[Task directions] Take the records below and copy them exactly.

Data about app and page elements:
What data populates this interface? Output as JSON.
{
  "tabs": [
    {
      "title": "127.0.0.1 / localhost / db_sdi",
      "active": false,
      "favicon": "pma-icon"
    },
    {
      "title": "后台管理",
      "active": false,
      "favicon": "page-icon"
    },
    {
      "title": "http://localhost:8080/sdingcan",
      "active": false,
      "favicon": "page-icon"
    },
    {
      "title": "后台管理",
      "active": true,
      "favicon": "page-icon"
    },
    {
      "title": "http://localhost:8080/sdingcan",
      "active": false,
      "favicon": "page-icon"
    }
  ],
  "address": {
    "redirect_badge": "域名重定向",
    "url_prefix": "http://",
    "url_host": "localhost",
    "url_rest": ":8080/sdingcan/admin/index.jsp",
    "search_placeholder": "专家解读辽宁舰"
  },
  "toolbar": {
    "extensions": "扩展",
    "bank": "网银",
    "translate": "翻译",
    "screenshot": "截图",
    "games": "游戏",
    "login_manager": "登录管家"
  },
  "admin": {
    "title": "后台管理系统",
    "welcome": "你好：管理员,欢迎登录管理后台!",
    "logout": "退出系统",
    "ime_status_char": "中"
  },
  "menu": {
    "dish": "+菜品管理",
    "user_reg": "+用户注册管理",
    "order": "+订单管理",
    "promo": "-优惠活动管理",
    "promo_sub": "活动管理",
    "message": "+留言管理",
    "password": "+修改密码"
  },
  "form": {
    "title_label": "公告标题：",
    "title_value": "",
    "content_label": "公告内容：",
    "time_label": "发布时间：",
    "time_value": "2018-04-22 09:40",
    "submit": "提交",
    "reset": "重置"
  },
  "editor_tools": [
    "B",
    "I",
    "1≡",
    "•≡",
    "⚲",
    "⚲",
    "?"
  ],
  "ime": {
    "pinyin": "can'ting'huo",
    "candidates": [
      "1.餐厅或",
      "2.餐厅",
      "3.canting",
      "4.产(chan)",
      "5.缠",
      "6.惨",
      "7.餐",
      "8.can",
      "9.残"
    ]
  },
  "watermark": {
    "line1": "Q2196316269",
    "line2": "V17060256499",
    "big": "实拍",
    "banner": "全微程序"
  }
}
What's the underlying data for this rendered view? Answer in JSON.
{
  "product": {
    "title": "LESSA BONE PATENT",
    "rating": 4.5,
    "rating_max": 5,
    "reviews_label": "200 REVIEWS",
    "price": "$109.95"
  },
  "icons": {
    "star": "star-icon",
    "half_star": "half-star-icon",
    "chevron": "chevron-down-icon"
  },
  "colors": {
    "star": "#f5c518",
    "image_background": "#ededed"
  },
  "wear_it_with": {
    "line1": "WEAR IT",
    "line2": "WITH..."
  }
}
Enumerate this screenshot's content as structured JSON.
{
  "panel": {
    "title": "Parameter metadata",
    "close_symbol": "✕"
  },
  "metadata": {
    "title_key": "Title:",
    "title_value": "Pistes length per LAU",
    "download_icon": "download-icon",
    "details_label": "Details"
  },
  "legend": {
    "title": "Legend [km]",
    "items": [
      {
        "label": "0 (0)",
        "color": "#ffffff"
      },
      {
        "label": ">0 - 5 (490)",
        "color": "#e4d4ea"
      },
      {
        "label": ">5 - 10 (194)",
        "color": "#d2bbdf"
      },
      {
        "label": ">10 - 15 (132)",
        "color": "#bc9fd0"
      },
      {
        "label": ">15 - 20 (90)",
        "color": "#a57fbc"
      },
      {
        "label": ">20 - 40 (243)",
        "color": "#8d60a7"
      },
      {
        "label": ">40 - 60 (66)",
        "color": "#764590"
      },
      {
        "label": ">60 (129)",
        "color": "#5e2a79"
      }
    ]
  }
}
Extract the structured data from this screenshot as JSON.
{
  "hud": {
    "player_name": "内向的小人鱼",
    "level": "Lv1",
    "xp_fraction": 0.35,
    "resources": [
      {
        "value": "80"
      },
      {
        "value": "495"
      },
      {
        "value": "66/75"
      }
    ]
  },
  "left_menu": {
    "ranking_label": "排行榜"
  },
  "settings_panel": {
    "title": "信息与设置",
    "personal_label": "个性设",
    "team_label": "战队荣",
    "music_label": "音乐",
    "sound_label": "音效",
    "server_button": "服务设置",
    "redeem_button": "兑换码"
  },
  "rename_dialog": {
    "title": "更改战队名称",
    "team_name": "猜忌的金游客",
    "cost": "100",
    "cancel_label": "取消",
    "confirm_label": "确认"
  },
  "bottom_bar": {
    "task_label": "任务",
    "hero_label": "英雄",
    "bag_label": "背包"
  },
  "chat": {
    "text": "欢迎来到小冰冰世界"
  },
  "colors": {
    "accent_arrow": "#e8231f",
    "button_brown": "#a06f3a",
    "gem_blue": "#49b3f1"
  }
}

[Reply to the task]
What data populates this interface? Output as JSON.
{
  "tabs": [
    {
      "title": "127.0.0.1 / localhost / db_sdi",
      "active": false,
      "favicon": "pma-icon"
    },
    {
      "title": "后台管理",
      "active": false,
      "favicon": "page-icon"
    },
    {
      "title": "http://localhost:8080/sdingcan",
      "active": false,
      "favicon": "page-icon"
    },
    {
      "title": "后台管理",
      "active": true,
      "favicon": "page-icon"
    },
    {
      "title": "http://localhost:8080/sdingcan",
      "active": false,
      "favicon": "page-icon"
    }
  ],
  "address": {
    "redirect_badge": "域名重定向",
    "url_prefix": "http://",
    "url_host": "localhost",
    "url_rest": ":8080/sdingcan/admin/index.jsp",
    "search_placeholder": "专家解读辽宁舰"
  },
  "toolbar": {
    "extensions": "扩展",
    "bank": "网银",
    "translate": "翻译",
    "screenshot": "截图",
    "games": "游戏",
    "login_manager": "登录管家"
  },
  "admin": {
    "title": "后台管理系统",
    "welcome": "你好：管理员,欢迎登录管理后台!",
    "logout": "退出系统",
    "ime_status_char": "中"
  },
  "menu": {
    "dish": "+菜品管理",
    "user_reg": "+用户注册管理",
    "order": "+订单管理",
    "promo": "-优惠活动管理",
    "promo_sub": "活动管理",
    "message": "+留言管理",
    "password": "+修改密码"
  },
  "form": {
    "title_label": "公告标题：",
    "title_value": "",
    "content_label": "公告内容：",
    "time_label": "发布时间：",
    "time_value": "2018-04-22 09:40",
    "submit": "提交",
    "reset": "重置"
  },
  "editor_tools": [
    "B",
    "I",
    "1≡",
    "•≡",
    "⚲",
    "⚲",
    "?"
  ],
  "ime": {
    "pinyin": "can'ting'huo",
    "candidates": [
      "1.餐厅或",
      "2.餐厅",
      "3.canting",
      "4.产(chan)",
      "5.缠",
      "6.惨",
      "7.餐",
      "8.can",
      "9.残"
    ]
  },
  "watermark": {
    "line1": "Q2196316269",
    "line2": "V17060256499",
    "big": "实拍",
    "banner": "全微程序"
  }
}
What's the underlying data for this rendered view? Answer in JSON.
{
  "product": {
    "title": "LESSA BONE PATENT",
    "rating": 4.5,
    "rating_max": 5,
    "reviews_label": "200 REVIEWS",
    "price": "$109.95"
  },
  "icons": {
    "star": "star-icon",
    "half_star": "half-star-icon",
    "chevron": "chevron-down-icon"
  },
  "colors": {
    "star": "#f5c518",
    "image_background": "#ededed"
  },
  "wear_it_with": {
    "line1": "WEAR IT",
    "line2": "WITH..."
  }
}
Enumerate this screenshot's content as structured JSON.
{
  "panel": {
    "title": "Parameter metadata",
    "close_symbol": "✕"
  },
  "metadata": {
    "title_key": "Title:",
    "title_value": "Pistes length per LAU",
    "download_icon": "download-icon",
    "details_label": "Details"
  },
  "legend": {
    "title": "Legend [km]",
    "items": [
      {
        "label": "0 (0)",
        "color": "#ffffff"
      },
      {
        "label": ">0 - 5 (490)",
        "color": "#e4d4ea"
      },
      {
        "label": ">5 - 10 (194)",
        "color": "#d2bbdf"
      },
      {
        "label": ">10 - 15 (132)",
        "color": "#bc9fd0"
      },
      {
        "label": ">15 - 20 (90)",
        "color": "#a57fbc"
      },
      {
        "label": ">20 - 40 (243)",
        "color": "#8d60a7"
      },
      {
        "label": ">40 - 60 (66)",
        "color": "#764590"
      },
      {
        "label": ">60 (129)",
        "color": "#5e2a79"
      }
    ]
  }
}
Extract the structured data from this screenshot as JSON.
{
  "hud": {
    "player_name": "内向的小人鱼",
    "level": "Lv1",
    "xp_fraction": 0.35,
    "resources": [
      {
        "value": "80"
      },
      {
        "value": "495"
      },
      {
        "value": "66/75"
      }
    ]
  },
  "left_menu": {
    "ranking_label": "排行榜"
  },
  "settings_panel": {
    "title": "信息与设置",
    "personal_label": "个性设",
    "team_label": "战队荣",
    "music_label": "音乐",
    "sound_label": "音效",
    "server_button": "服务设置",
    "redeem_button": "兑换码"
  },
  "rename_dialog": {
    "title": "更改战队名称",
    "team_name": "猜忌的金游客",
    "cost": "100",
    "cancel_label": "取消",
    "confirm_label": "确认"
  },
  "bottom_bar": {
    "task_label": "任务",
    "hero_label": "英雄",
    "bag_label": "背包"
  },
  "chat": {
    "text": "欢迎来到小冰冰世界"
  },
  "colors": {
    "accent_arrow": "#e8231f",
    "button_brown": "#a06f3a",
    "gem_blue": "#49b3f1"
  }
}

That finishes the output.